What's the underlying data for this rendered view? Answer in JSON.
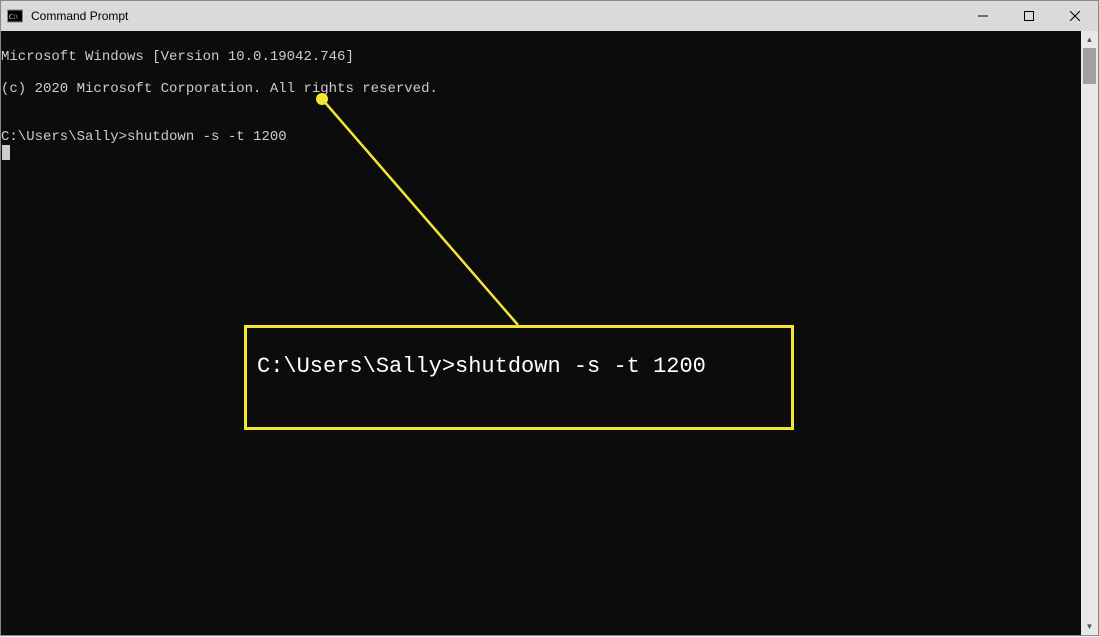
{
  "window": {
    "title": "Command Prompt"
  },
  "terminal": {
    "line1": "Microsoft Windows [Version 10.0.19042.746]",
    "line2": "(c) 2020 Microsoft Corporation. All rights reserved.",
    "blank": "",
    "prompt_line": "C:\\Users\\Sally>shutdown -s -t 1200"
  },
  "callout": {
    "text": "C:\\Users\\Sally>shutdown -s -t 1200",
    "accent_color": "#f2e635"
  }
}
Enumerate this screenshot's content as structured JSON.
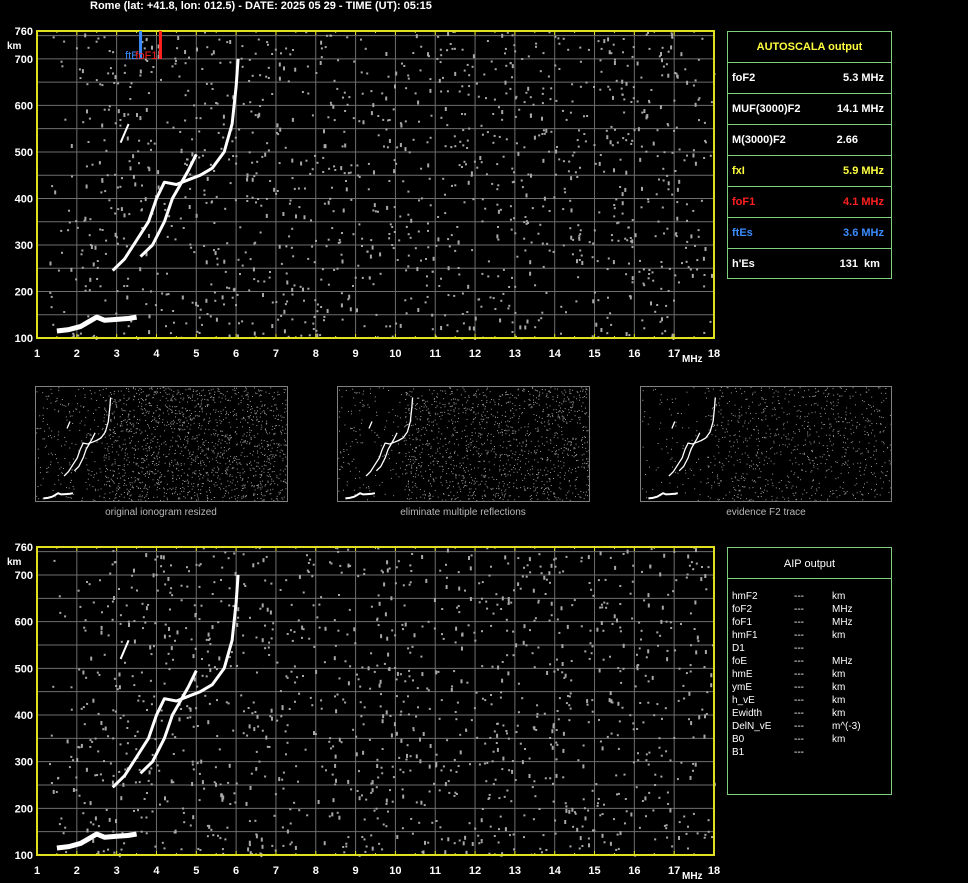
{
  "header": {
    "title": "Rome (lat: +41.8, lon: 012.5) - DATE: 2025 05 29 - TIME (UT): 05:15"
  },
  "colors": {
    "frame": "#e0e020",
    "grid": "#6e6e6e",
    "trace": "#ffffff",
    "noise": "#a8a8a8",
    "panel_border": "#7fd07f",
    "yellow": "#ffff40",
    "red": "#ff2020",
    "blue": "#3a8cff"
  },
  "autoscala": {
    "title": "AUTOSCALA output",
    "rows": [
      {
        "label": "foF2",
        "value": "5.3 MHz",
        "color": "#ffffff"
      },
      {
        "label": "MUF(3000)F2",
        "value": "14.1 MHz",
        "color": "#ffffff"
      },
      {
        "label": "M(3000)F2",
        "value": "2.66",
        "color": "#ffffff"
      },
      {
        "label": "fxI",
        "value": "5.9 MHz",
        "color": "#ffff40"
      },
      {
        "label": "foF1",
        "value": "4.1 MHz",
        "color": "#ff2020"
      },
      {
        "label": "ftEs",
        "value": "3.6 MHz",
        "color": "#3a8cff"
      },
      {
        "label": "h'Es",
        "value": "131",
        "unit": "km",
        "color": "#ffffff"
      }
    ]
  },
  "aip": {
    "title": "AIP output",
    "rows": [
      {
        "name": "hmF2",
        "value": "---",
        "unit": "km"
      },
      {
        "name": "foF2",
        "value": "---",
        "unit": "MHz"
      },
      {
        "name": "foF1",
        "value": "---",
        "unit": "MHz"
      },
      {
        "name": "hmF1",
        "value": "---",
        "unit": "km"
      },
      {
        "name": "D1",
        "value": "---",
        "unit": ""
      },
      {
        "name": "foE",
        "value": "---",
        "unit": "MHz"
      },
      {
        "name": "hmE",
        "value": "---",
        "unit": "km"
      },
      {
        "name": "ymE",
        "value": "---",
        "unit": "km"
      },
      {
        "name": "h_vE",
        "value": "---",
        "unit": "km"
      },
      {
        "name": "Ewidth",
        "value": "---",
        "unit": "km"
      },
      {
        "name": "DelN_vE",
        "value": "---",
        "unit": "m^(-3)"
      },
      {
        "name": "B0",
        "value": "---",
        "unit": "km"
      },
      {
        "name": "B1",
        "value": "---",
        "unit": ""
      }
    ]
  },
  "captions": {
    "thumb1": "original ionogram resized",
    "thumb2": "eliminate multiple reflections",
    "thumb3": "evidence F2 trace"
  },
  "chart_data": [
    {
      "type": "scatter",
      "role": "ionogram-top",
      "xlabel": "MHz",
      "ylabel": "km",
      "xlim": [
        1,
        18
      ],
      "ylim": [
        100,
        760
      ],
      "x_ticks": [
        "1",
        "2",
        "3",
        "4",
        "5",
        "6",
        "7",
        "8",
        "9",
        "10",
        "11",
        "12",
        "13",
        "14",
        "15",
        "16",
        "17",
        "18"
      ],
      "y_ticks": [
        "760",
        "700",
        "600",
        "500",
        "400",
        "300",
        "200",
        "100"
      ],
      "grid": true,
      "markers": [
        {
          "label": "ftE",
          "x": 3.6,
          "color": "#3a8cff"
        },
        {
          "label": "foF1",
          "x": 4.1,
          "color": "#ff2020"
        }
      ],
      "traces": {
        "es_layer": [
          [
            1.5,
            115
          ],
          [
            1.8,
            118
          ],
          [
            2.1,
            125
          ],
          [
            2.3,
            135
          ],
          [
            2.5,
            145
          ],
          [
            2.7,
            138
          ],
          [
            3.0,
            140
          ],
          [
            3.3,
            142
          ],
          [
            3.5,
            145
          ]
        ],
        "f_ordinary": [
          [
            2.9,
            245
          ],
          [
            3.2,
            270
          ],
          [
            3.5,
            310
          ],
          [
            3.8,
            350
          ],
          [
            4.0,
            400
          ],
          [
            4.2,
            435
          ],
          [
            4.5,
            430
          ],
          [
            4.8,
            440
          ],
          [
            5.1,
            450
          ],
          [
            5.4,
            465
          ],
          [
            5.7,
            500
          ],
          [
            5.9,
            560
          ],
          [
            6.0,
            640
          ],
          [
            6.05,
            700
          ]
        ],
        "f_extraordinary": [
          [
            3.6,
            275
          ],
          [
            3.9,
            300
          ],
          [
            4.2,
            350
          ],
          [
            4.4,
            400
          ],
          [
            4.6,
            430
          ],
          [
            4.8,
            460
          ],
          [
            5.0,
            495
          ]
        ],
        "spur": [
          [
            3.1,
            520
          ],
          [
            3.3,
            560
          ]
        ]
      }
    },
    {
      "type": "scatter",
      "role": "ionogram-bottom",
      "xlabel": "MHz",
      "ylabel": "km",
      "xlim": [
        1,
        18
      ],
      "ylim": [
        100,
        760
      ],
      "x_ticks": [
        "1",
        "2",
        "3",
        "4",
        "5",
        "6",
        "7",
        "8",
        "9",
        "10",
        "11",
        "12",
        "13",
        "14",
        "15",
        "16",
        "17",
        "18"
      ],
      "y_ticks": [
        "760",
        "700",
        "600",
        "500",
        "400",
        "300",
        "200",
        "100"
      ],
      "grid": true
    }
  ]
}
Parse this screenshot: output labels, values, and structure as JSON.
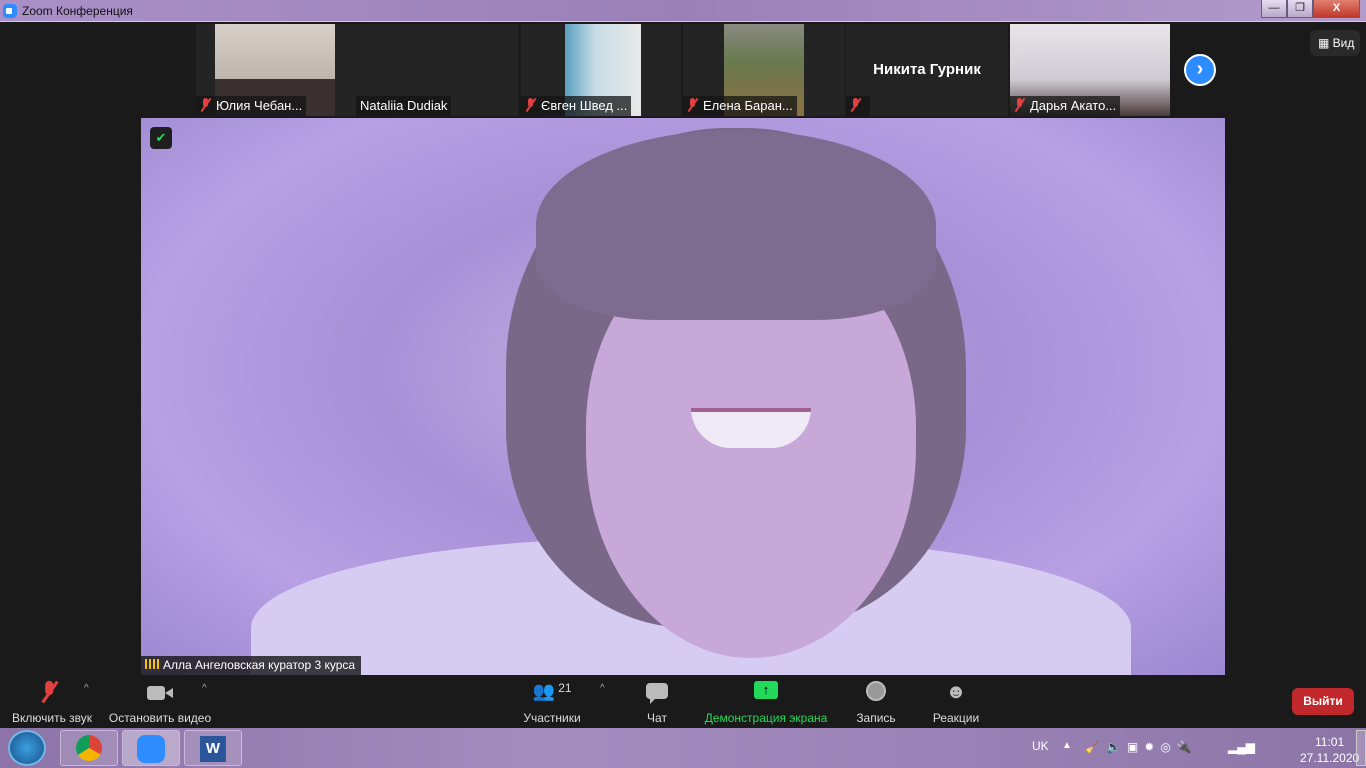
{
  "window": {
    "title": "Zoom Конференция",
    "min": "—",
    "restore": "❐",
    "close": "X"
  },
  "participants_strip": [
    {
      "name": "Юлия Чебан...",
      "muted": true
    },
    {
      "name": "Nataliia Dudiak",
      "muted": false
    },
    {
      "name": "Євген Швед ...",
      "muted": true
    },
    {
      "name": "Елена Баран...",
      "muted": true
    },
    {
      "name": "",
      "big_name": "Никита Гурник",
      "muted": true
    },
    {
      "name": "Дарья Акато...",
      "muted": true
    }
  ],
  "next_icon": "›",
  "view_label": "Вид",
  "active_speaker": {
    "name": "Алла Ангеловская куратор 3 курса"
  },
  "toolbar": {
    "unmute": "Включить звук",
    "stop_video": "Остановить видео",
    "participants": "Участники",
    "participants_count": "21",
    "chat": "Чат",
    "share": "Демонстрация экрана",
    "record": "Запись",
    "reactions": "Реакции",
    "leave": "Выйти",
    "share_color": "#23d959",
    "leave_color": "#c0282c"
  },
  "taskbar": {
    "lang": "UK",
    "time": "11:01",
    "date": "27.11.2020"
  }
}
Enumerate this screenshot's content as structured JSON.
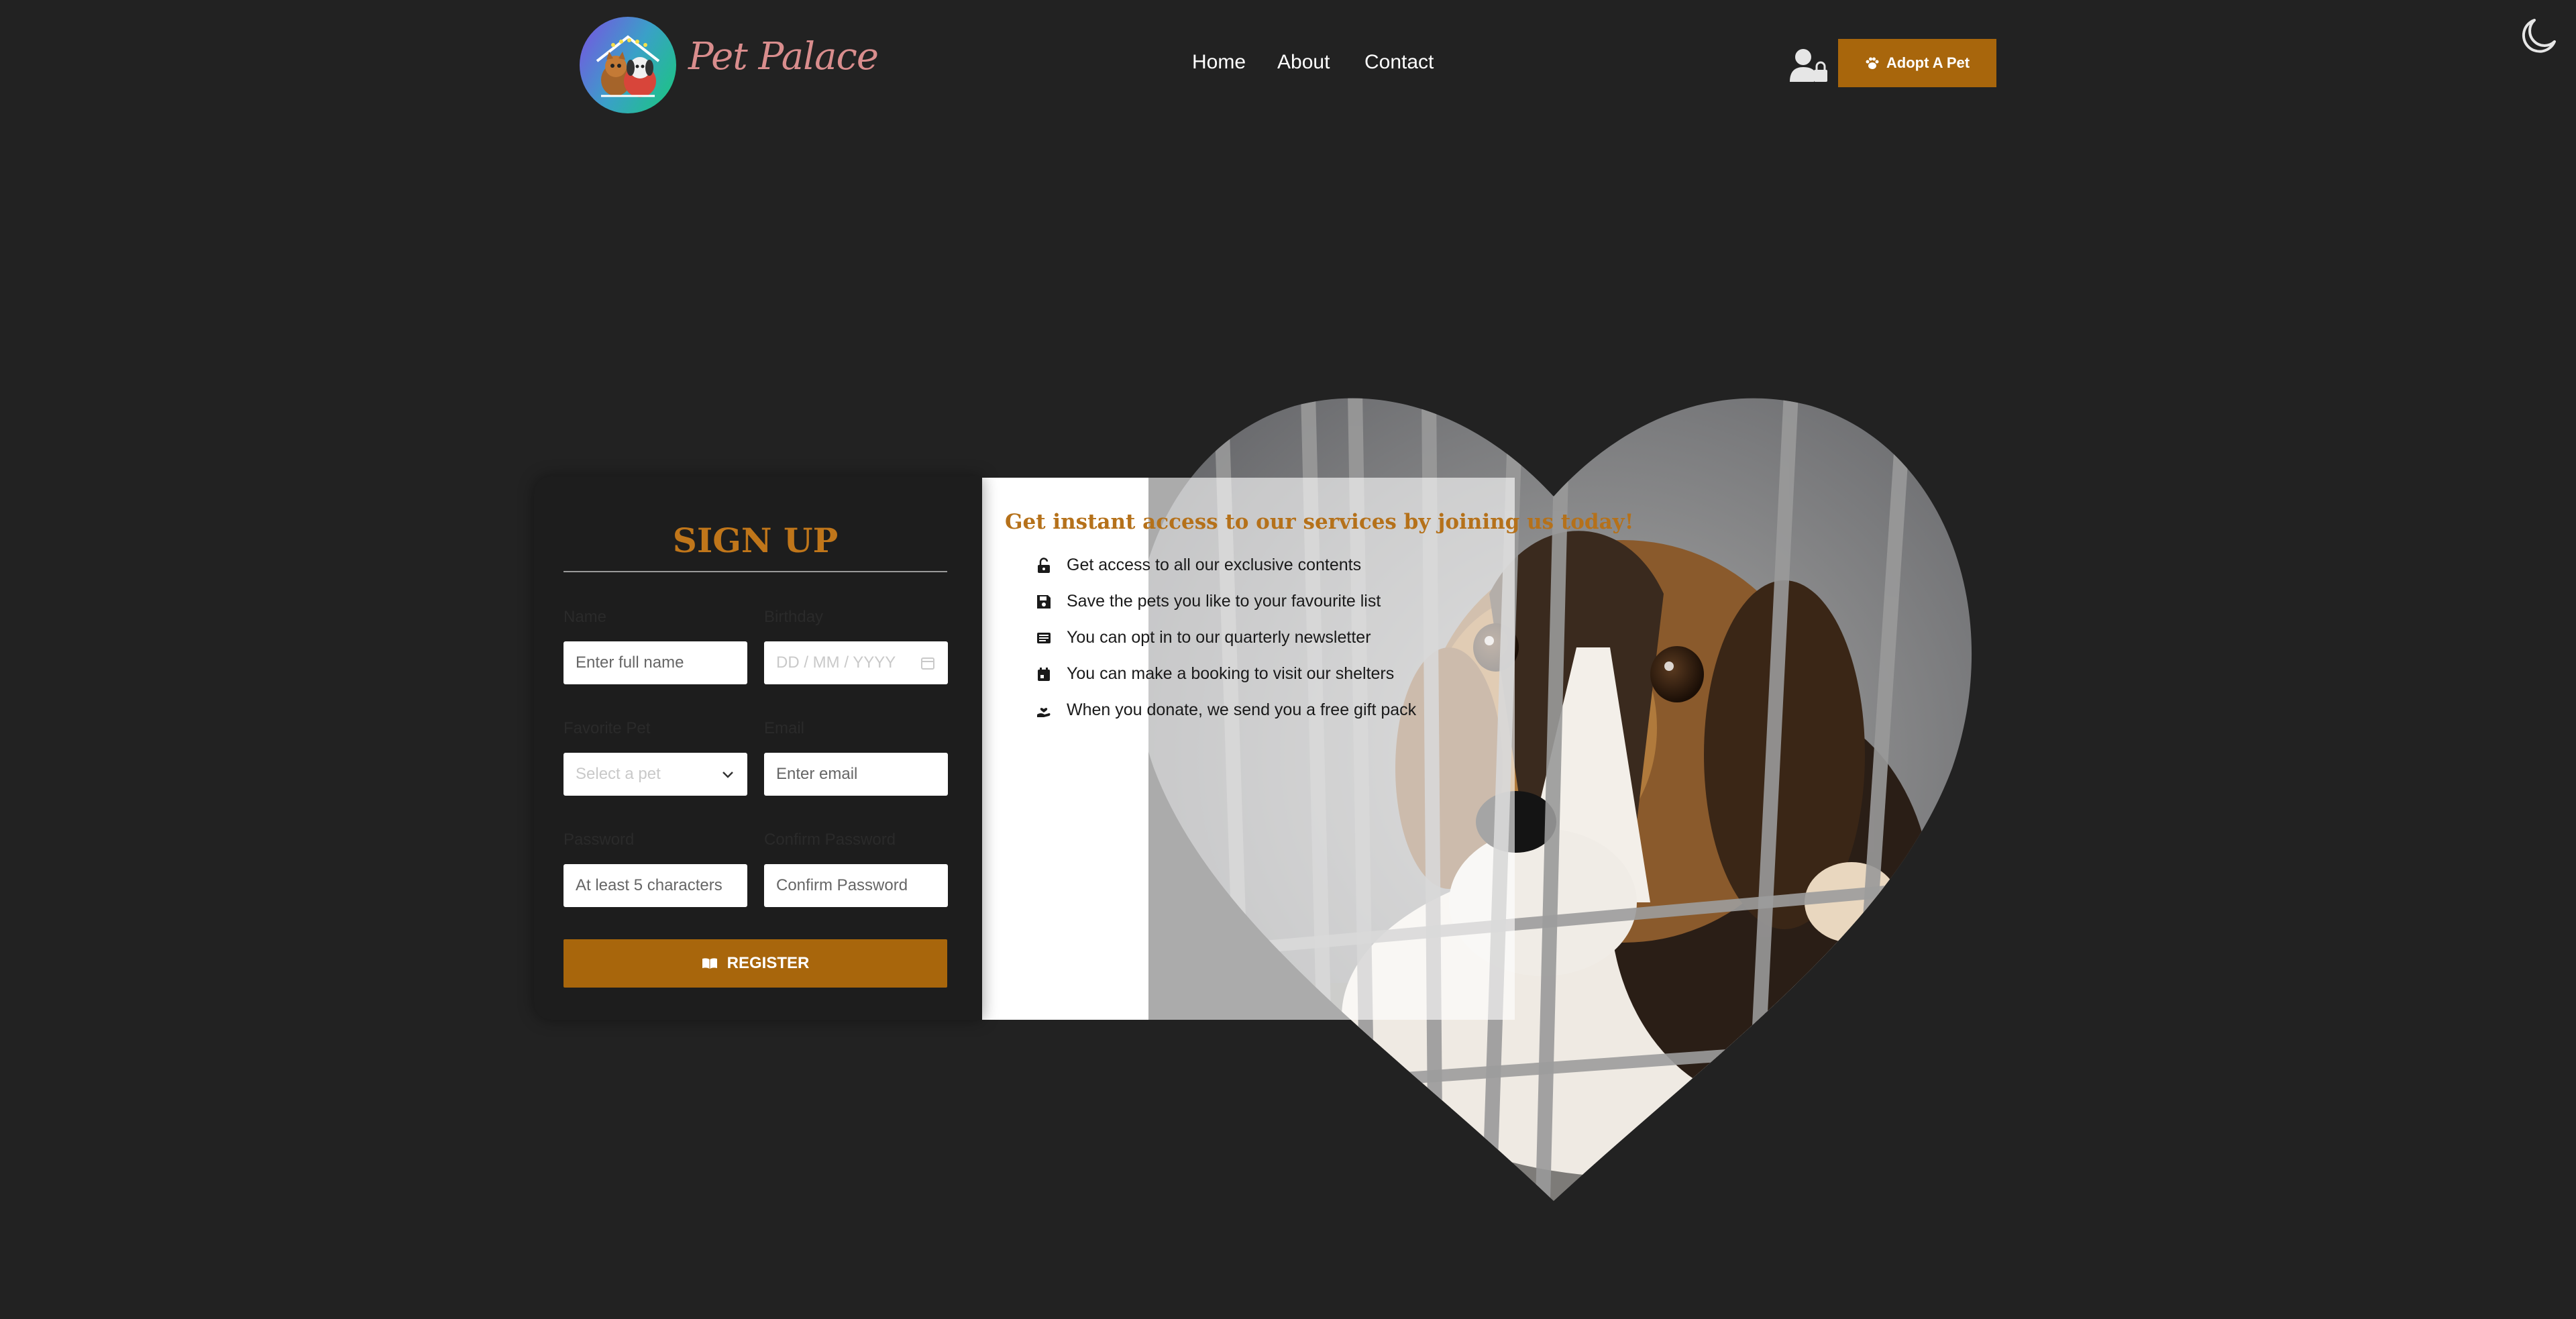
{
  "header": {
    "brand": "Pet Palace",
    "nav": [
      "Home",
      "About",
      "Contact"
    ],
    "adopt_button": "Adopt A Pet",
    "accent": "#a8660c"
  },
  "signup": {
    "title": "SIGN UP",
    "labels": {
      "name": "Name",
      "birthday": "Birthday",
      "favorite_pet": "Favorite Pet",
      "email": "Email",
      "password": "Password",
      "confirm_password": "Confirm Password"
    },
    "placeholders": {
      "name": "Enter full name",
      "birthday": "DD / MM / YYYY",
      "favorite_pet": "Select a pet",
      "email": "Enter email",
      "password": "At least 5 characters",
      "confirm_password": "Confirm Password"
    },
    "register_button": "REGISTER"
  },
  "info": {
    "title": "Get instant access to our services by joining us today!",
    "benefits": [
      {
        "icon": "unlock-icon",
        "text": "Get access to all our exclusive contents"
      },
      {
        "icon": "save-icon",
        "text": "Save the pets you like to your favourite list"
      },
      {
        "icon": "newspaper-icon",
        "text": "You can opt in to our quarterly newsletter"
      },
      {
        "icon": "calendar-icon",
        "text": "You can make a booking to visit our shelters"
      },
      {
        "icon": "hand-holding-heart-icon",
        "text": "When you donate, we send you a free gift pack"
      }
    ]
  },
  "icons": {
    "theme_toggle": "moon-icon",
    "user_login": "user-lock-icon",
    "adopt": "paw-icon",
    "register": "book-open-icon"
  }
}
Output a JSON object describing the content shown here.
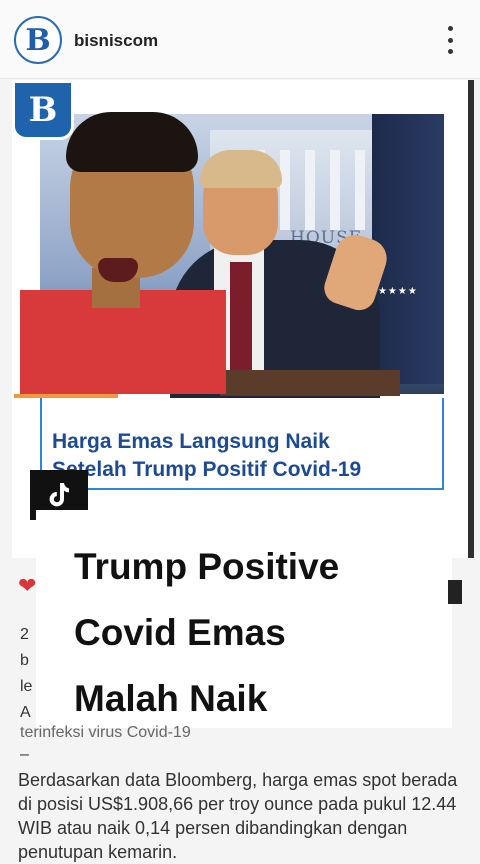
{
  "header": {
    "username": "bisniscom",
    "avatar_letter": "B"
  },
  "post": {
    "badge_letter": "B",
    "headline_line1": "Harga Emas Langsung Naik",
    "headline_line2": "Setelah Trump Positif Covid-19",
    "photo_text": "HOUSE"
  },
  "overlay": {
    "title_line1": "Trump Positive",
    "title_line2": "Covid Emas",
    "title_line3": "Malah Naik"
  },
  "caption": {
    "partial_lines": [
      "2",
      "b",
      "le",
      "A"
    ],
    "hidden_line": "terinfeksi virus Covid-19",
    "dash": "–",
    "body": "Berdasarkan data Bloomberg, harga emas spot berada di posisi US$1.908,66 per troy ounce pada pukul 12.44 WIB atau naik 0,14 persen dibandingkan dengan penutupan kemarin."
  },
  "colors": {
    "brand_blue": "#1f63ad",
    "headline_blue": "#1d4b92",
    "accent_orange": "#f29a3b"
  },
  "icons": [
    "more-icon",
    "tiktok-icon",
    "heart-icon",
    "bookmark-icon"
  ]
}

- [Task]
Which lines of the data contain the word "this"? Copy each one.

- [Solution to the problem]
What's the underlying data for this rendered view? Answer in JSON.
Enumerate this screenshot's content as structured JSON.
Parse this screenshot: output labels, values, and structure as JSON.
Enumerate this screenshot's content as structured JSON.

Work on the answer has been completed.